- Berkeley Manor, Midway Park, Paradise Point (Prior to June 1972, served by Hadnot Point)
- Berkeley Manor, Midway Park, Paradise Point, Watkins Village (After June 1972, served by Holcomb Boulevard and Hadnot Point)
- Hospital Point (Served by Hadnot Point)
- Knox Trailer Park (Served by Tarawa Terrace and Montford Point/Camp Johnson)
- Tarawa Terrace (Served by the Tarawa Terrace plant)
Camp Geiger, Camp Johnson, Courthouse Bay, New River, and Rifle Range were served by plants that were not contaminated. These areas aren’t part of the Camp Lejeune water contamination lawsuit. However, according to the VA’s own website, all these areas are covered under the Camp Lejeune Families Act of 2012.
To qualify, you must have been stated at Lejeune or New River, on active duty, between August 1953 and December 1987, and you were dishonorably discharged. There may be a few other qualifiers. If you meet these requirements, then please contact a lawyer
The two main pollutants are the metal degreaser trichloroethylene (TCE) and the dry-cleaning agent tetrachloroethylene (PCE). Spilled or dumped onto the ground, the chemicals contaminated two drinking-water systems on the base between 1957 and 1985, according to federal records. TCE and PCE have been linked to an array of cancers in adults. In addition, health problems seen in children exposed in the womb include leukemia, fetal death, major heart defects, abnormal neural tubes, cleft lip, and eye problems.
The Real Story
According to official reports, a young Marine (Sgt Ron Poirier) assigned to the 8th Communications Battalion at Camp Lejeune in the mid-1970s was dumping hundreds of gallons of toxic solvents into the ground. He and the Marines in his shop used trichloroethylene (TCE) to clean circuit boards and other components on top-secret radio components. When they collected drums of the chemicals, they would carry them across the parking lot and dump them in the woods. Ron recalled dumping at least 100 gallons a month, and the kicker is this parking lot was located south of the Hadnot Point Industrial Area, right in the middle of a cluster of drinking water wells serving Camp Lejeune and New River.

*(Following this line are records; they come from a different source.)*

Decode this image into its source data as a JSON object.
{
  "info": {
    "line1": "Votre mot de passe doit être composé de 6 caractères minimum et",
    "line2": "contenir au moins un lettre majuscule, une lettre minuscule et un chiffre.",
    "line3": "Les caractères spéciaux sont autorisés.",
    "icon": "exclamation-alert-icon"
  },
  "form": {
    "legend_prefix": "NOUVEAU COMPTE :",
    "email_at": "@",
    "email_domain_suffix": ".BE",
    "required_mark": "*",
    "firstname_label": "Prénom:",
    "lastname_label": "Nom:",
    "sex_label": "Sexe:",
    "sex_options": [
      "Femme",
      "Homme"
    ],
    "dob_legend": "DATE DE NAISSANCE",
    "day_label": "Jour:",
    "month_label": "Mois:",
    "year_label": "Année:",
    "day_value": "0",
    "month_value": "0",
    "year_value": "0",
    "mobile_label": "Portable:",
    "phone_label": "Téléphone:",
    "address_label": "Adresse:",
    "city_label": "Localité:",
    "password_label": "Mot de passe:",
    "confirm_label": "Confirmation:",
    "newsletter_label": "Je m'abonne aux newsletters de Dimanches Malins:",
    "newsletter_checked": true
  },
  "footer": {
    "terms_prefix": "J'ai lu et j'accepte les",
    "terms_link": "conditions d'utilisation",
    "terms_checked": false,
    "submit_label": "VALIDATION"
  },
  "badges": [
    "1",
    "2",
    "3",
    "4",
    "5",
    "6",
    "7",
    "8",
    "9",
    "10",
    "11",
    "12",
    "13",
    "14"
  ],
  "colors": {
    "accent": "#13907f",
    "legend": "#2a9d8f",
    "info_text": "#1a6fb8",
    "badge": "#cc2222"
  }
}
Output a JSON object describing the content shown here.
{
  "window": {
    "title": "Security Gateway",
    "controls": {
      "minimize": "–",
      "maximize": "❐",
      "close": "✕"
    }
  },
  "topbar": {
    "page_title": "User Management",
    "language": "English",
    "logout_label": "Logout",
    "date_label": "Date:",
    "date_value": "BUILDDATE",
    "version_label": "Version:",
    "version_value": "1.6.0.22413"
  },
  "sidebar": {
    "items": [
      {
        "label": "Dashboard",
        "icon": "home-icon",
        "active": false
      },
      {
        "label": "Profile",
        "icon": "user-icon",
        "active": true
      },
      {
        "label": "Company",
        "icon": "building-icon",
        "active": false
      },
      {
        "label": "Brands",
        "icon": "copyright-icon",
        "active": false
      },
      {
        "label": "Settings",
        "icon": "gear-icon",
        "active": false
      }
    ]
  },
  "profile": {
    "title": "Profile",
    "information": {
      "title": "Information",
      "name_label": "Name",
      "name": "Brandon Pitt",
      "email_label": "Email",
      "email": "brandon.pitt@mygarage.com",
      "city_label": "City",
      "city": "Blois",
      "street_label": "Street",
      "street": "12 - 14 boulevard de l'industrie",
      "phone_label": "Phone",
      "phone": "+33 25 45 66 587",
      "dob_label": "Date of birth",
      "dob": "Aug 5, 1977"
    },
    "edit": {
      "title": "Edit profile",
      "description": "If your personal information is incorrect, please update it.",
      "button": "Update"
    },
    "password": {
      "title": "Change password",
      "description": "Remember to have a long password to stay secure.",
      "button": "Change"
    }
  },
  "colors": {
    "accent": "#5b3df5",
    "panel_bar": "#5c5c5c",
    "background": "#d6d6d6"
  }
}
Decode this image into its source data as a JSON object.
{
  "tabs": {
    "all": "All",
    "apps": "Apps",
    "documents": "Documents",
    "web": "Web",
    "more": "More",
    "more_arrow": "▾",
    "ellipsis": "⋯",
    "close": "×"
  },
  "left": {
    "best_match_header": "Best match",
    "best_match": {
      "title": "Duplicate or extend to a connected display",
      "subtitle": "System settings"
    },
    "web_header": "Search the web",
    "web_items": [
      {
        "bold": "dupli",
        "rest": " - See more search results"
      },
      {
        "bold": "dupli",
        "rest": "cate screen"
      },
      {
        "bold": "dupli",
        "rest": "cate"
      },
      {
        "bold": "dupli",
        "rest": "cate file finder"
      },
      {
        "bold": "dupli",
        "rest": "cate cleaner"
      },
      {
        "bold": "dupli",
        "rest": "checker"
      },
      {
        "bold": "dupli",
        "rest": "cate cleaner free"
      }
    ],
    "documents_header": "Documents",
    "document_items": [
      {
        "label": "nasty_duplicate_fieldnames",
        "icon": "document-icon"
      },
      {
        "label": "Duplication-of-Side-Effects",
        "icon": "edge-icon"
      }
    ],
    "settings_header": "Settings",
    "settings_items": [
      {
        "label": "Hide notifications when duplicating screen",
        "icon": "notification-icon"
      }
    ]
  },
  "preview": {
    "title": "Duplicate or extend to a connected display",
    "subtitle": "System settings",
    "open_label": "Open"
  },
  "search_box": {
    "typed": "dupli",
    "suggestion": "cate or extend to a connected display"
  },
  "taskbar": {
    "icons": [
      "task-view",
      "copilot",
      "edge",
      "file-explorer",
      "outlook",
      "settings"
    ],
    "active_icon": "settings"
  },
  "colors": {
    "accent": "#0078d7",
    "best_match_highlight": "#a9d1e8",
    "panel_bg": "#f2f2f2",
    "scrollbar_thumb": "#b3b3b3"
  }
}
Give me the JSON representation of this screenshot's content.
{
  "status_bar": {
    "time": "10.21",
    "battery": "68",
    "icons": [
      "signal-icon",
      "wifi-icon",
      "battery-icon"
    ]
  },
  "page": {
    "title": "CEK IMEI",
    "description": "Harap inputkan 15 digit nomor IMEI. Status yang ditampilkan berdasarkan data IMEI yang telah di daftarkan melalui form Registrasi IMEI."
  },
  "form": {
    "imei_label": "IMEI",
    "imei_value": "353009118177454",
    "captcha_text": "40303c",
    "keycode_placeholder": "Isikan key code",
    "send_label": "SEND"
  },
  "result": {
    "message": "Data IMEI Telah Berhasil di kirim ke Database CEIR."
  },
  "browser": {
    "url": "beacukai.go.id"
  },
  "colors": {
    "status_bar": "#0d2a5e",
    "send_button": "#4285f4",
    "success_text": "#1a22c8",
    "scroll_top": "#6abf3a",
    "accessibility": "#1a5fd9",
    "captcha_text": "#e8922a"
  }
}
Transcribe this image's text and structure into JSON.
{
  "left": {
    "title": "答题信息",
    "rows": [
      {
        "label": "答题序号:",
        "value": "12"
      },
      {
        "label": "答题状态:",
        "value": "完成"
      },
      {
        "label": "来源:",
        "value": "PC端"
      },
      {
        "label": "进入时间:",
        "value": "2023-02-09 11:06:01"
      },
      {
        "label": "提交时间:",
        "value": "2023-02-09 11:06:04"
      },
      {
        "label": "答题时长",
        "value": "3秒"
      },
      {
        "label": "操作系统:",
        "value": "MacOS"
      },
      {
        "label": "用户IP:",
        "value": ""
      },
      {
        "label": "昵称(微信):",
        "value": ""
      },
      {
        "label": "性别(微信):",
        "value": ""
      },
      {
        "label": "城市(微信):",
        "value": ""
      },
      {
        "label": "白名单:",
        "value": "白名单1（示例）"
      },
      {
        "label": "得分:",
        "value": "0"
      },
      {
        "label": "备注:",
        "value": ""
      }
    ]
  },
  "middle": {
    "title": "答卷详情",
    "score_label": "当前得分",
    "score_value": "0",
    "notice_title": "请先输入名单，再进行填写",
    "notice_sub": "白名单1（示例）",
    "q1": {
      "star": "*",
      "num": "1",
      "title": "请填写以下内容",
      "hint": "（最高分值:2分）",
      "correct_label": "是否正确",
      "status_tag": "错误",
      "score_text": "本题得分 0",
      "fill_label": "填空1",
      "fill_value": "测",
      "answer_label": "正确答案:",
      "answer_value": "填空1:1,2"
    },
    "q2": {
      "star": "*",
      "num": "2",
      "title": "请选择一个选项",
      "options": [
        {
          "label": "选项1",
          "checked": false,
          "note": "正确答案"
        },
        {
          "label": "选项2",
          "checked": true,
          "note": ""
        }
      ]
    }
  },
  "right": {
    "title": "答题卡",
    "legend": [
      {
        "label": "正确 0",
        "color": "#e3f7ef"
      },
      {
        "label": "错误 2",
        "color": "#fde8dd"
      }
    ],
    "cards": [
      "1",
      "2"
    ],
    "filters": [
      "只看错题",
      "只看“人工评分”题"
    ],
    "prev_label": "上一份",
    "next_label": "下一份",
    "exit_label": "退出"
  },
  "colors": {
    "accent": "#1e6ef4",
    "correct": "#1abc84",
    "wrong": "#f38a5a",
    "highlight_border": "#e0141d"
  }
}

But there is more, From 1964 to 2005, ABC One-Hour Cleaners served as a small family-owned dry-cleaning business. The Site consisted of three buildings that housed separate activities: the front, middle, and north buildings. The middle building housed the dry-cleaning operations which included the use of the washer and septic tank system. Tetrachloroethylene (PCE), a common dry-cleaning solvent, was used as a part of the operations and was improperly released into the soil and groundwater by the septic tank system. PCE was also improperly buried outside the middle building. These improper disposal practices resulted in soil and groundwater contamination.